----- Information shown -----

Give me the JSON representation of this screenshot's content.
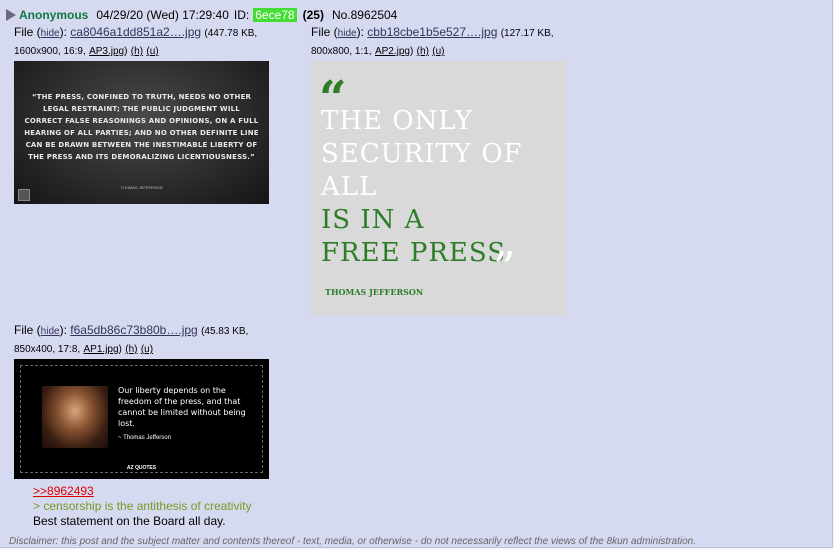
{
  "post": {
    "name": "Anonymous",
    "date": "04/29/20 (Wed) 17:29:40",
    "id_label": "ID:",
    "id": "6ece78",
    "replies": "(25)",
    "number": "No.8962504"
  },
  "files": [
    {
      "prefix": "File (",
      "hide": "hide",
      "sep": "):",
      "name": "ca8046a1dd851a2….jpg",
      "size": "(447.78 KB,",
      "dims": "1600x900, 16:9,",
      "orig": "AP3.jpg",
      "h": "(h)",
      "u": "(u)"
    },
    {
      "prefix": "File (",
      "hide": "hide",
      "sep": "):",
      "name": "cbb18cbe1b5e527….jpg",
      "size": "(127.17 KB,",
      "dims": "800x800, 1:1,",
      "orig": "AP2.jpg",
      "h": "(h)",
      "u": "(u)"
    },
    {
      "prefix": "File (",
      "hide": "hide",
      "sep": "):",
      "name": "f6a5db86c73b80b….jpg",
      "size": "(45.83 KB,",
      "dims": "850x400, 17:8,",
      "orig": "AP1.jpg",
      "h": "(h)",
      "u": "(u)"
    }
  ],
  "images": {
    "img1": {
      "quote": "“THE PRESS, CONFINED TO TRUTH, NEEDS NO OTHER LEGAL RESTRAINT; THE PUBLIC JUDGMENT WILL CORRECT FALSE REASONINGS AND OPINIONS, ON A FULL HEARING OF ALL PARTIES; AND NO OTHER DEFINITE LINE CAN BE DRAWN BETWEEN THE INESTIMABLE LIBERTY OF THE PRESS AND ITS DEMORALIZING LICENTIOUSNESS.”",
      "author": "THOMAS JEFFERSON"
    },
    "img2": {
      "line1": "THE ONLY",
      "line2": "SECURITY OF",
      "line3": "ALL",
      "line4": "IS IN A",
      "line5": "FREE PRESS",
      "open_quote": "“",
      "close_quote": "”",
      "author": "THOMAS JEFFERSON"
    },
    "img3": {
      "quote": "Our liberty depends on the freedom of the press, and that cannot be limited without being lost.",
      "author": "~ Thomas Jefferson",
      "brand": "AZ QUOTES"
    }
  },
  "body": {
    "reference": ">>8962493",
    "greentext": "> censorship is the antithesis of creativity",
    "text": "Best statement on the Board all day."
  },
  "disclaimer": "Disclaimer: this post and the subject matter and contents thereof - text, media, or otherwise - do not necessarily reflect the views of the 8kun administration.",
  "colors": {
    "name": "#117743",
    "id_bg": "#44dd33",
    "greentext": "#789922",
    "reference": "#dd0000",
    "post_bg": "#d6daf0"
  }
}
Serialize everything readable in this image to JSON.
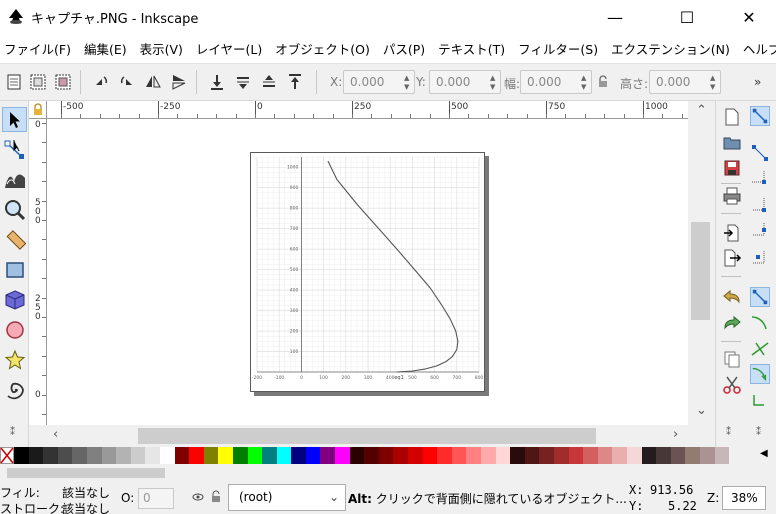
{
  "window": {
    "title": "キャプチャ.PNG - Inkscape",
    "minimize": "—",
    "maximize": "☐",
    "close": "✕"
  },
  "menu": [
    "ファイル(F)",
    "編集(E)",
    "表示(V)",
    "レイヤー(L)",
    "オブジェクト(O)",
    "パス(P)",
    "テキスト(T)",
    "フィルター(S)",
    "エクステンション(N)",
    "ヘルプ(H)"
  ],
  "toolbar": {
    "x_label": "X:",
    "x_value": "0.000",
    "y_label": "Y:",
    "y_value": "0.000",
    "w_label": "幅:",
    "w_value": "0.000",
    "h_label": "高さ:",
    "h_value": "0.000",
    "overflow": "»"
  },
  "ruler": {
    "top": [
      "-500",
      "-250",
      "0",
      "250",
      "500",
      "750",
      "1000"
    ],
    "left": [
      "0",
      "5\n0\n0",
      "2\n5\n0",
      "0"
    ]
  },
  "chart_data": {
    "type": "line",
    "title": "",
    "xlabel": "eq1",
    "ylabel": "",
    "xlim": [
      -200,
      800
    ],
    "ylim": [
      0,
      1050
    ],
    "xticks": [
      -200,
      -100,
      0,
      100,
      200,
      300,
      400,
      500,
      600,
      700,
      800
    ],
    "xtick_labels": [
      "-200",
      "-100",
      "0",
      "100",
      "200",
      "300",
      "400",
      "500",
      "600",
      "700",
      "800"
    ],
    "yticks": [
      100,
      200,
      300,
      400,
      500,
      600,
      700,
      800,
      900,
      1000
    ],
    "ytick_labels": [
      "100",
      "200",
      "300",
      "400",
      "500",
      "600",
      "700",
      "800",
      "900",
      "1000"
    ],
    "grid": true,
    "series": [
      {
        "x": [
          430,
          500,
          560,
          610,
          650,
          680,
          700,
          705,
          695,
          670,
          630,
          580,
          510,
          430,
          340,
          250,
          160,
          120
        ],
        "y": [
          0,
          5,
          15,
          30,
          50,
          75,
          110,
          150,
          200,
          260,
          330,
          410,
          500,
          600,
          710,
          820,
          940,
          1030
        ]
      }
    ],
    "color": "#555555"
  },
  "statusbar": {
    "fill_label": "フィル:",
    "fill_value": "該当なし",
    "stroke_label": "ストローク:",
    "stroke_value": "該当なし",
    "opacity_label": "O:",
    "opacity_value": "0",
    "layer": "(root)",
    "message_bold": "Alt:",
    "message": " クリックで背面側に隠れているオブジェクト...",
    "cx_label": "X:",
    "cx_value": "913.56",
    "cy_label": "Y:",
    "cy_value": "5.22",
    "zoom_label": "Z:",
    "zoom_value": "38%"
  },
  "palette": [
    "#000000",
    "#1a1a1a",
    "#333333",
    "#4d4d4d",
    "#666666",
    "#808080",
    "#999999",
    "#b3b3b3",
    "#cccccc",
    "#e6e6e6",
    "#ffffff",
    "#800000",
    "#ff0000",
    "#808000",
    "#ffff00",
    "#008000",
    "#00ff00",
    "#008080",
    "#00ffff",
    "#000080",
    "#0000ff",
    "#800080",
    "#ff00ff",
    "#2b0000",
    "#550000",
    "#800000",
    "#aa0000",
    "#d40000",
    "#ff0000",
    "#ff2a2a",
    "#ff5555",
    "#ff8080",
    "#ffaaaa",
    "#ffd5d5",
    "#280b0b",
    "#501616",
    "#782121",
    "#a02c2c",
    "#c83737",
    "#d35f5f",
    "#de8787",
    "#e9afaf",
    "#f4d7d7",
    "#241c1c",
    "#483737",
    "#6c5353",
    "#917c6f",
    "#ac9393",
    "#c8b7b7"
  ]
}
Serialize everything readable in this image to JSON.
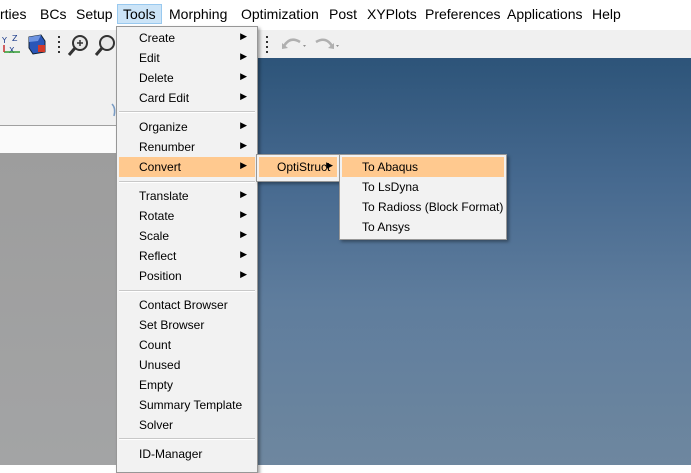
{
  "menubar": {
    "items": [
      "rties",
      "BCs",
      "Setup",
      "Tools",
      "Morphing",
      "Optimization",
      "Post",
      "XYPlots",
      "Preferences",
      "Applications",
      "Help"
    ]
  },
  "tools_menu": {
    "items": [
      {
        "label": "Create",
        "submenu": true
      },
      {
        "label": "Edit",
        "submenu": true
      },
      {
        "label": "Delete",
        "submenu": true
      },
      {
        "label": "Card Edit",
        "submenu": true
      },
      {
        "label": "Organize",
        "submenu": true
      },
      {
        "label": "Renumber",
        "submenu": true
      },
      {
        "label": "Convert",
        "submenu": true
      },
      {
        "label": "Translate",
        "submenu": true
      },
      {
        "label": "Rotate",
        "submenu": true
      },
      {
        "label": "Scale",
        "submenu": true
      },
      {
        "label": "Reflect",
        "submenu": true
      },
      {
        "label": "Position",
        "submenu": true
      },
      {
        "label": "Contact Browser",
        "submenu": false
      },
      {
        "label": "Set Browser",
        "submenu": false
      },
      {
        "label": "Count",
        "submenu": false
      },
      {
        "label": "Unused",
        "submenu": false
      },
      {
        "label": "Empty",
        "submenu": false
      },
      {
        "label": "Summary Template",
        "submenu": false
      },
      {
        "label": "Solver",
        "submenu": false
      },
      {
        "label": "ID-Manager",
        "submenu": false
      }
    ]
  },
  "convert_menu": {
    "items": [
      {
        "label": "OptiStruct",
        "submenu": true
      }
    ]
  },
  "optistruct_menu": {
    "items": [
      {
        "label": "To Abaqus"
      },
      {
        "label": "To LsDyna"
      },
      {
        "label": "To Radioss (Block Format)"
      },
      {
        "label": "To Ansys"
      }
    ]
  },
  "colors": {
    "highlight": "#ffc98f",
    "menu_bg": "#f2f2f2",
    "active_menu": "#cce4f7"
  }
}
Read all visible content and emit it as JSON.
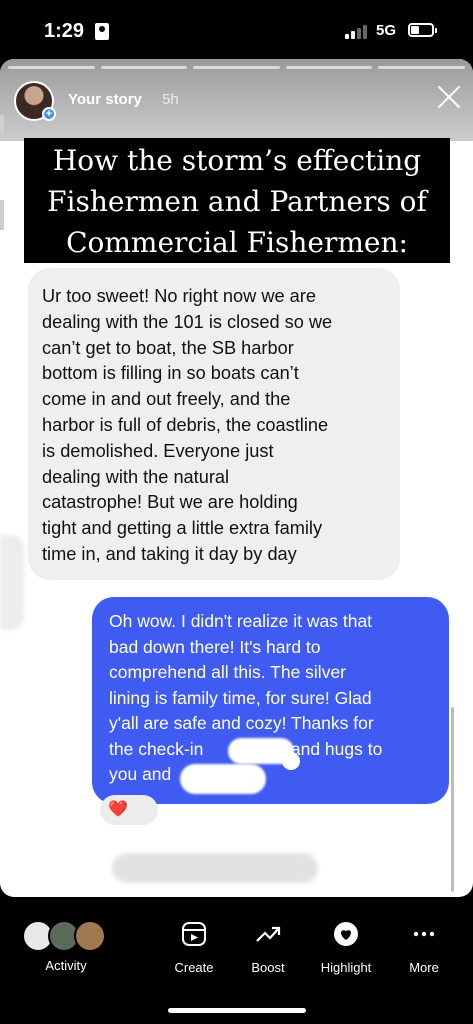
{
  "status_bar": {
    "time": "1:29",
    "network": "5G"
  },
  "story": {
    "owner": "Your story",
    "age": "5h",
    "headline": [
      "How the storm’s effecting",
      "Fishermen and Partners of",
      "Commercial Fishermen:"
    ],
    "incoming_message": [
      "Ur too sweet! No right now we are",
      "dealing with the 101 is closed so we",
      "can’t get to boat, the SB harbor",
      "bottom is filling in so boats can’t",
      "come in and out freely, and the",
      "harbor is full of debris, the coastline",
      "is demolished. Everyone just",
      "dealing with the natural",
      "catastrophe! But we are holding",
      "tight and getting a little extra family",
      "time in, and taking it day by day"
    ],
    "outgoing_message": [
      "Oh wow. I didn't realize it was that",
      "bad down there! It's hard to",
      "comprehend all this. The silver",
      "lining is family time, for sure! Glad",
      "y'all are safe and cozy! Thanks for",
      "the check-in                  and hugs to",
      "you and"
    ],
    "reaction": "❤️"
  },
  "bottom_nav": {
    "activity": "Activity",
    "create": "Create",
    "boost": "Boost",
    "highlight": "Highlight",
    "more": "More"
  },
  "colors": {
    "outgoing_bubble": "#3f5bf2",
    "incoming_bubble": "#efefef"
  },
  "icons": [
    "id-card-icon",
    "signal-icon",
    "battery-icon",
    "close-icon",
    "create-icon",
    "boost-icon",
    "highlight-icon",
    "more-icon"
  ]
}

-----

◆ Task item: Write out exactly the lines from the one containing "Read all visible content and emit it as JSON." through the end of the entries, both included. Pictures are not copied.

◆ Answer below:
Read all visible content and emit it as JSON.
{
  "status_bar": {
    "time": "1:29",
    "network": "5G"
  },
  "story": {
    "owner": "Your story",
    "age": "5h",
    "headline": [
      "How the storm’s effecting",
      "Fishermen and Partners of",
      "Commercial Fishermen:"
    ],
    "incoming_message": [
      "Ur too sweet! No right now we are",
      "dealing with the 101 is closed so we",
      "can’t get to boat, the SB harbor",
      "bottom is filling in so boats can’t",
      "come in and out freely, and the",
      "harbor is full of debris, the coastline",
      "is demolished. Everyone just",
      "dealing with the natural",
      "catastrophe! But we are holding",
      "tight and getting a little extra family",
      "time in, and taking it day by day"
    ],
    "outgoing_message": [
      "Oh wow. I didn't realize it was that",
      "bad down there! It's hard to",
      "comprehend all this. The silver",
      "lining is family time, for sure! Glad",
      "y'all are safe and cozy! Thanks for",
      "the check-in                  and hugs to",
      "you and"
    ],
    "reaction": "❤️"
  },
  "bottom_nav": {
    "activity": "Activity",
    "create": "Create",
    "boost": "Boost",
    "highlight": "Highlight",
    "more": "More"
  },
  "colors": {
    "outgoing_bubble": "#3f5bf2",
    "incoming_bubble": "#efefef"
  },
  "icons": [
    "id-card-icon",
    "signal-icon",
    "battery-icon",
    "close-icon",
    "create-icon",
    "boost-icon",
    "highlight-icon",
    "more-icon"
  ]
}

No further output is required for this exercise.